WHAT THE EXERCISE ASKS: Each entry must be restated exactly as it appears.

(Data excerpts)
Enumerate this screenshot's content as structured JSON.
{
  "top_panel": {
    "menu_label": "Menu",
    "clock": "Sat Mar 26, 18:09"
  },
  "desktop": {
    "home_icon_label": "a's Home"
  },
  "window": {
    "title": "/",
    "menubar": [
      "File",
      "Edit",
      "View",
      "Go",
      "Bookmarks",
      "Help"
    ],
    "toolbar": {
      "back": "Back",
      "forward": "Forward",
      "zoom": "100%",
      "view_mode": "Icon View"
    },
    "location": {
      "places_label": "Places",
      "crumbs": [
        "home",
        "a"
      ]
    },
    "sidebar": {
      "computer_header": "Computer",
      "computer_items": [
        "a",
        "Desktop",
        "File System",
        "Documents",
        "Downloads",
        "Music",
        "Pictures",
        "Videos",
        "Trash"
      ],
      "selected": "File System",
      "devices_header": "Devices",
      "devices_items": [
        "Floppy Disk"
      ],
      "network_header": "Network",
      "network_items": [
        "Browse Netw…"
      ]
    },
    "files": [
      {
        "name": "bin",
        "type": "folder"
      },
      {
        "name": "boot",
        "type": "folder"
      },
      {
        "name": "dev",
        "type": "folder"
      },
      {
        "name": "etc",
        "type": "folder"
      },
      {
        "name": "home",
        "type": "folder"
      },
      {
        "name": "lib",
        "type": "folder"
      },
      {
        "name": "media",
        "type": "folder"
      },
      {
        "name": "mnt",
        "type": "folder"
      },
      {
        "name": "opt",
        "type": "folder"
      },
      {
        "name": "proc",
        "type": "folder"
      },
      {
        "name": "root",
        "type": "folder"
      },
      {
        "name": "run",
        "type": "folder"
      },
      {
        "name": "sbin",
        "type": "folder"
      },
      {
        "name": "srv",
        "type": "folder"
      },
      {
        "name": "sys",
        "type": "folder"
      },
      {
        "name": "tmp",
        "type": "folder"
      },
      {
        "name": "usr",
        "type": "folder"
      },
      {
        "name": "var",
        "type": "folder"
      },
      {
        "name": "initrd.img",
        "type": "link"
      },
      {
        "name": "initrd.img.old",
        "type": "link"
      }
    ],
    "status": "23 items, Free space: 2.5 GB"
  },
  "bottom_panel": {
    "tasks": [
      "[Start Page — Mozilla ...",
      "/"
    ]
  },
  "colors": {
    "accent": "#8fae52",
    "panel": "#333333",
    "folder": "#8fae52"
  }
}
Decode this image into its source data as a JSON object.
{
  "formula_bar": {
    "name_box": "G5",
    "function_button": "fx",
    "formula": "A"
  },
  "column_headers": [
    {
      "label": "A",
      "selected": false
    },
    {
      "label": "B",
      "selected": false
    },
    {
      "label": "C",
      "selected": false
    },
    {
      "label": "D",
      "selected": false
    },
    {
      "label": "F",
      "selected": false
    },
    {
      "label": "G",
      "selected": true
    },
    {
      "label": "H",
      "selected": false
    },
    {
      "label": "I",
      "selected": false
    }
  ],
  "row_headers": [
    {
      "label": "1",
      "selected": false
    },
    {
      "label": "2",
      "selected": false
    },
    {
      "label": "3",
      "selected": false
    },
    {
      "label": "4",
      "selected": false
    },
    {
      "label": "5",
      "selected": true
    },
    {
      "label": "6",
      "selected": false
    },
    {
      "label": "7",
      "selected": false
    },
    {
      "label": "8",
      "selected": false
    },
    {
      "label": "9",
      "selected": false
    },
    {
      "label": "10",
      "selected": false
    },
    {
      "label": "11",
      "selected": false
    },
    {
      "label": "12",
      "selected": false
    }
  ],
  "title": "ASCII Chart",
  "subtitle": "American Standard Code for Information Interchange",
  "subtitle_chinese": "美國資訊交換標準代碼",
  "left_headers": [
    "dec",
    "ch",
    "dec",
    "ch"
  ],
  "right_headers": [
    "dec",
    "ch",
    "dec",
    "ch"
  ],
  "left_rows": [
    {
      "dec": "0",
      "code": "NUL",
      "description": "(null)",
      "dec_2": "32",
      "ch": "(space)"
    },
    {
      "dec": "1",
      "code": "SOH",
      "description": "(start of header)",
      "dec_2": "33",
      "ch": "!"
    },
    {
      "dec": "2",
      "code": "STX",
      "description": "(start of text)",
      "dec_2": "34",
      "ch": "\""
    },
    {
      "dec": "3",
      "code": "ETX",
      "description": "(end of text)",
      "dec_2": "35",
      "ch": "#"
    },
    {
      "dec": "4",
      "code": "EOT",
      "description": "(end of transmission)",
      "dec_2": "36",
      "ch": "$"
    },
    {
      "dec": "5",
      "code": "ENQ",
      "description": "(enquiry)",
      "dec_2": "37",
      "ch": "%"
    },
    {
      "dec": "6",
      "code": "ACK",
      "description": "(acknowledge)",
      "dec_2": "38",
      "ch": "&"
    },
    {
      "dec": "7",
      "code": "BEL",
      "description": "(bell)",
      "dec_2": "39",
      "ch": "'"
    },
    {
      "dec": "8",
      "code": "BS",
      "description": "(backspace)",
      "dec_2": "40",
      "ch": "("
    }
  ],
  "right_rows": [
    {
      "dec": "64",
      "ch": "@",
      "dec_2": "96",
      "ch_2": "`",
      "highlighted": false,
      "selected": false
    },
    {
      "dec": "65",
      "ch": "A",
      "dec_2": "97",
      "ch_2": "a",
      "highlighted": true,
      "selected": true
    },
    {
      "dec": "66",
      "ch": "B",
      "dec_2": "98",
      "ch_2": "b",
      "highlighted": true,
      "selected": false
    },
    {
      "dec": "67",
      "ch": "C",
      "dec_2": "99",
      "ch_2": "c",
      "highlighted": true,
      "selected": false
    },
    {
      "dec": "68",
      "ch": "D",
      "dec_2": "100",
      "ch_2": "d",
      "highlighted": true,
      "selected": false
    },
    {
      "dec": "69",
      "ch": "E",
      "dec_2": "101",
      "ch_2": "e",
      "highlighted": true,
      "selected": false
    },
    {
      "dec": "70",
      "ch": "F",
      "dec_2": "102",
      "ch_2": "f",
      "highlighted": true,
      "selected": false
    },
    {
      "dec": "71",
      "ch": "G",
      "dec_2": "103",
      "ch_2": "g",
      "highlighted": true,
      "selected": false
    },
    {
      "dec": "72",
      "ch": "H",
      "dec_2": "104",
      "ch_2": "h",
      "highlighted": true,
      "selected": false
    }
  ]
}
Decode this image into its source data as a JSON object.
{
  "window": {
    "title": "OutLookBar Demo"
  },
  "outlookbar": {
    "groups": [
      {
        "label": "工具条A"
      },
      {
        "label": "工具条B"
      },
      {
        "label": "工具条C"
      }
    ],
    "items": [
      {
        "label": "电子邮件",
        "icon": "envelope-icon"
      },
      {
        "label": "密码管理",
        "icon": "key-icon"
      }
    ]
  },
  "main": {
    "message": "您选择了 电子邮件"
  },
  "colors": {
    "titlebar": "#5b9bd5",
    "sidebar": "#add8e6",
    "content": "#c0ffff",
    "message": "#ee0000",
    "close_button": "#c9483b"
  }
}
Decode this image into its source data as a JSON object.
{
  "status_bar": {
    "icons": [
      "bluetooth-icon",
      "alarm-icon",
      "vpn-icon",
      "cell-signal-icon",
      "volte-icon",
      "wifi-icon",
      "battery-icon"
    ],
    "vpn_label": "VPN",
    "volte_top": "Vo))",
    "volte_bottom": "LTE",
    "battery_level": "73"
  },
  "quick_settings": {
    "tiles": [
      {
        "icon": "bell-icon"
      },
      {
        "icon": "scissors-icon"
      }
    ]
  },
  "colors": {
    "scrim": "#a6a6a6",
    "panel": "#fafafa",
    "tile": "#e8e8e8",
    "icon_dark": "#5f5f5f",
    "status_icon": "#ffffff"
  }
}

EXERCISE SOLUTION:
Enumerate this screenshot's content as structured JSON.
{
  "top_panel": {
    "menu_label": "Menu",
    "clock": "Sat Mar 26, 18:09"
  },
  "desktop": {
    "home_icon_label": "a's Home"
  },
  "window": {
    "title": "/",
    "menubar": [
      "File",
      "Edit",
      "View",
      "Go",
      "Bookmarks",
      "Help"
    ],
    "toolbar": {
      "back": "Back",
      "forward": "Forward",
      "zoom": "100%",
      "view_mode": "Icon View"
    },
    "location": {
      "places_label": "Places",
      "crumbs": [
        "home",
        "a"
      ]
    },
    "sidebar": {
      "computer_header": "Computer",
      "computer_items": [
        "a",
        "Desktop",
        "File System",
        "Documents",
        "Downloads",
        "Music",
        "Pictures",
        "Videos",
        "Trash"
      ],
      "selected": "File System",
      "devices_header": "Devices",
      "devices_items": [
        "Floppy Disk"
      ],
      "network_header": "Network",
      "network_items": [
        "Browse Netw…"
      ]
    },
    "files": [
      {
        "name": "bin",
        "type": "folder"
      },
      {
        "name": "boot",
        "type": "folder"
      },
      {
        "name": "dev",
        "type": "folder"
      },
      {
        "name": "etc",
        "type": "folder"
      },
      {
        "name": "home",
        "type": "folder"
      },
      {
        "name": "lib",
        "type": "folder"
      },
      {
        "name": "media",
        "type": "folder"
      },
      {
        "name": "mnt",
        "type": "folder"
      },
      {
        "name": "opt",
        "type": "folder"
      },
      {
        "name": "proc",
        "type": "folder"
      },
      {
        "name": "root",
        "type": "folder"
      },
      {
        "name": "run",
        "type": "folder"
      },
      {
        "name": "sbin",
        "type": "folder"
      },
      {
        "name": "srv",
        "type": "folder"
      },
      {
        "name": "sys",
        "type": "folder"
      },
      {
        "name": "tmp",
        "type": "folder"
      },
      {
        "name": "usr",
        "type": "folder"
      },
      {
        "name": "var",
        "type": "folder"
      },
      {
        "name": "initrd.img",
        "type": "link"
      },
      {
        "name": "initrd.img.old",
        "type": "link"
      }
    ],
    "status": "23 items, Free space: 2.5 GB"
  },
  "bottom_panel": {
    "tasks": [
      "[Start Page — Mozilla ...",
      "/"
    ]
  },
  "colors": {
    "accent": "#8fae52",
    "panel": "#333333",
    "folder": "#8fae52"
  }
}
Decode this image into its source data as a JSON object.
{
  "formula_bar": {
    "name_box": "G5",
    "function_button": "fx",
    "formula": "A"
  },
  "column_headers": [
    {
      "label": "A",
      "selected": false
    },
    {
      "label": "B",
      "selected": false
    },
    {
      "label": "C",
      "selected": false
    },
    {
      "label": "D",
      "selected": false
    },
    {
      "label": "F",
      "selected": false
    },
    {
      "label": "G",
      "selected": true
    },
    {
      "label": "H",
      "selected": false
    },
    {
      "label": "I",
      "selected": false
    }
  ],
  "row_headers": [
    {
      "label": "1",
      "selected": false
    },
    {
      "label": "2",
      "selected": false
    },
    {
      "label": "3",
      "selected": false
    },
    {
      "label": "4",
      "selected": false
    },
    {
      "label": "5",
      "selected": true
    },
    {
      "label": "6",
      "selected": false
    },
    {
      "label": "7",
      "selected": false
    },
    {
      "label": "8",
      "selected": false
    },
    {
      "label": "9",
      "selected": false
    },
    {
      "label": "10",
      "selected": false
    },
    {
      "label": "11",
      "selected": false
    },
    {
      "label": "12",
      "selected": false
    }
  ],
  "title": "ASCII Chart",
  "subtitle": "American Standard Code for Information Interchange",
  "subtitle_chinese": "美國資訊交換標準代碼",
  "left_headers": [
    "dec",
    "ch",
    "dec",
    "ch"
  ],
  "right_headers": [
    "dec",
    "ch",
    "dec",
    "ch"
  ],
  "left_rows": [
    {
      "dec": "0",
      "code": "NUL",
      "description": "(null)",
      "dec_2": "32",
      "ch": "(space)"
    },
    {
      "dec": "1",
      "code": "SOH",
      "description": "(start of header)",
      "dec_2": "33",
      "ch": "!"
    },
    {
      "dec": "2",
      "code": "STX",
      "description": "(start of text)",
      "dec_2": "34",
      "ch": "\""
    },
    {
      "dec": "3",
      "code": "ETX",
      "description": "(end of text)",
      "dec_2": "35",
      "ch": "#"
    },
    {
      "dec": "4",
      "code": "EOT",
      "description": "(end of transmission)",
      "dec_2": "36",
      "ch": "$"
    },
    {
      "dec": "5",
      "code": "ENQ",
      "description": "(enquiry)",
      "dec_2": "37",
      "ch": "%"
    },
    {
      "dec": "6",
      "code": "ACK",
      "description": "(acknowledge)",
      "dec_2": "38",
      "ch": "&"
    },
    {
      "dec": "7",
      "code": "BEL",
      "description": "(bell)",
      "dec_2": "39",
      "ch": "'"
    },
    {
      "dec": "8",
      "code": "BS",
      "description": "(backspace)",
      "dec_2": "40",
      "ch": "("
    }
  ],
  "right_rows": [
    {
      "dec": "64",
      "ch": "@",
      "dec_2": "96",
      "ch_2": "`",
      "highlighted": false,
      "selected": false
    },
    {
      "dec": "65",
      "ch": "A",
      "dec_2": "97",
      "ch_2": "a",
      "highlighted": true,
      "selected": true
    },
    {
      "dec": "66",
      "ch": "B",
      "dec_2": "98",
      "ch_2": "b",
      "highlighted": true,
      "selected": false
    },
    {
      "dec": "67",
      "ch": "C",
      "dec_2": "99",
      "ch_2": "c",
      "highlighted": true,
      "selected": false
    },
    {
      "dec": "68",
      "ch": "D",
      "dec_2": "100",
      "ch_2": "d",
      "highlighted": true,
      "selected": false
    },
    {
      "dec": "69",
      "ch": "E",
      "dec_2": "101",
      "ch_2": "e",
      "highlighted": true,
      "selected": false
    },
    {
      "dec": "70",
      "ch": "F",
      "dec_2": "102",
      "ch_2": "f",
      "highlighted": true,
      "selected": false
    },
    {
      "dec": "71",
      "ch": "G",
      "dec_2": "103",
      "ch_2": "g",
      "highlighted": true,
      "selected": false
    },
    {
      "dec": "72",
      "ch": "H",
      "dec_2": "104",
      "ch_2": "h",
      "highlighted": true,
      "selected": false
    }
  ]
}
Decode this image into its source data as a JSON object.
{
  "window": {
    "title": "OutLookBar Demo"
  },
  "outlookbar": {
    "groups": [
      {
        "label": "工具条A"
      },
      {
        "label": "工具条B"
      },
      {
        "label": "工具条C"
      }
    ],
    "items": [
      {
        "label": "电子邮件",
        "icon": "envelope-icon"
      },
      {
        "label": "密码管理",
        "icon": "key-icon"
      }
    ]
  },
  "main": {
    "message": "您选择了 电子邮件"
  },
  "colors": {
    "titlebar": "#5b9bd5",
    "sidebar": "#add8e6",
    "content": "#c0ffff",
    "message": "#ee0000",
    "close_button": "#c9483b"
  }
}
Decode this image into its source data as a JSON object.
{
  "status_bar": {
    "icons": [
      "bluetooth-icon",
      "alarm-icon",
      "vpn-icon",
      "cell-signal-icon",
      "volte-icon",
      "wifi-icon",
      "battery-icon"
    ],
    "vpn_label": "VPN",
    "volte_top": "Vo))",
    "volte_bottom": "LTE",
    "battery_level": "73"
  },
  "quick_settings": {
    "tiles": [
      {
        "icon": "bell-icon"
      },
      {
        "icon": "scissors-icon"
      }
    ]
  },
  "colors": {
    "scrim": "#a6a6a6",
    "panel": "#fafafa",
    "tile": "#e8e8e8",
    "icon_dark": "#5f5f5f",
    "status_icon": "#ffffff"
  }
}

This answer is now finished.